China alleges Canadian canola has harmful pests in it, escalating trade and diplomatic tensions
- Viterra 'hopeful for a quick resolution to this matter,' company tells CBC
A second Canadian company has had its licence to sell canola to China revoked as a crackdown continues on one of the most Canadian crops in the world.
The latest move involves Regina-based Viterra Inc. The company, formed out of the merger of the former farming collective Saskatchewan Wheat Pool, is a major handler of canola.
Canadian company Richardson International was hit by a similar ban earlier this month when the Chinese government declared it had found dangerous pests such as fungus in the company's canola, so it halted all shipments.
Last week, the Canola Council of Canada announced orders from China had mysteriously dried up across a number of canola sellers.
China's ban of Viterra is effective immediately.
In justifying the move, Chinese customs officials said the ports of Dalian and Nanning had detected the same pests in Viterra's canola.
"We can confirm that China has expanded its ban on Canadian canola imports to include shipments from Viterra," a spokesperson for the company told CBC News.
"We are working closely with the federal government and the Canola Council of Canada to gather more information on the situation.
"All of our export products are tested to ensure they meet specific import standards. We take quality concerns seriously and support a sound, science-based approach in the testing of our exports. Market access issues such as this one hurt our industry and Canadian farmers. We are hopeful for a quick resolution to this matter."
Speaking to reporters in Winnipeg on Tuesday, Prime Minister Justin Trudeau said the federal government is taking the situation "very seriously."
Watch Prime Minister Justin Trudeau's comments on China's canola crackdown:
"We know that canola produced here in Canada is top quality and the oversight, inspection and science that surrounds what we do here is top notch and world class, and that is certainly something that we are going to continue to impress upon ... our Chinese interlocutors on this issue."
The unexpected canola conflagration comes against the backdrop of a roiling diplomatic dispute between the two countries, seemingly sparked by the arrest of Huawei executive Meng Wanzhou in Vancouver last year, at the request of American authorities.
China has strongly objected to Meng's arrest, and ratcheted up pressure on Canada to undo that move. The country has detained two Canadian businessmen alleging espionage, and now seems to be picking a fight over canola — a crop literally named after Canada.
Canola is a type of rapeseed that has a distinctive yellow flower and was invented by Canadian researchers in the 1970s. The seeds can be crushed into an edible oil, and discarded husks also make for an excellent animal feed.

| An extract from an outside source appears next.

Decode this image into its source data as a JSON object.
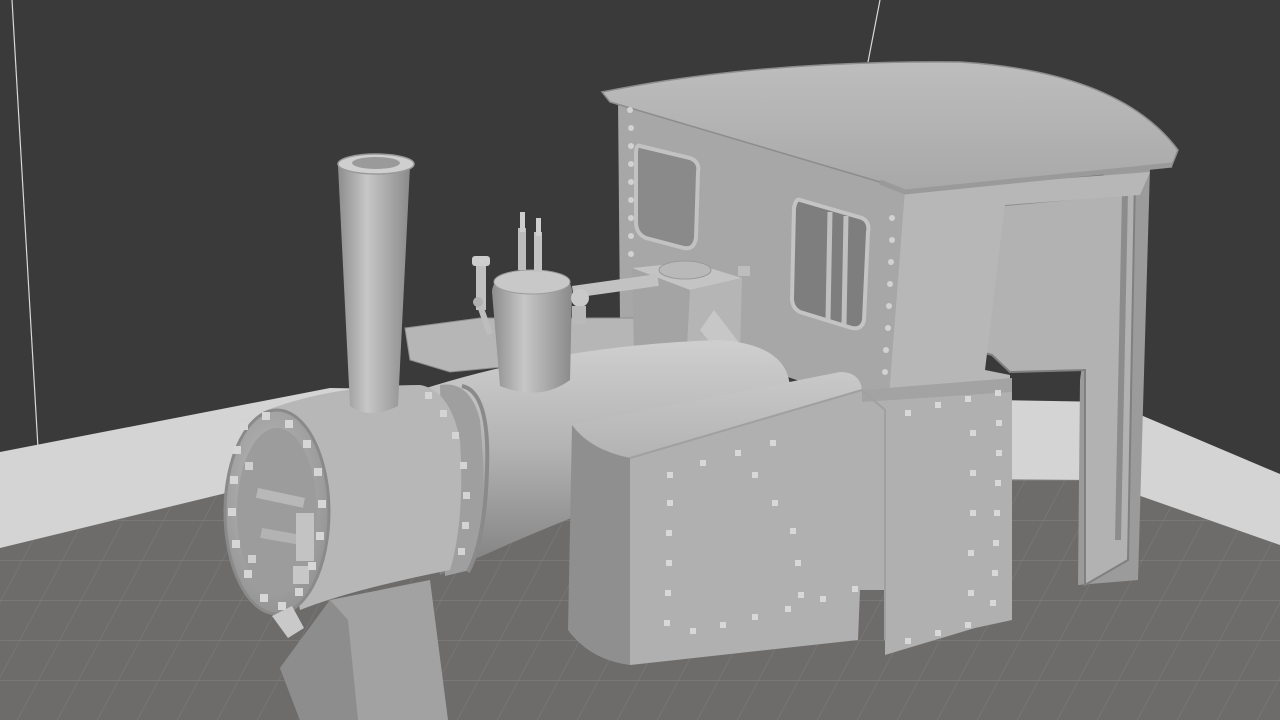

Canada exports more canola than anyone else in the world. Last year, about 40 per cent of its seed exports went to China, worth roughly $2.7 billion.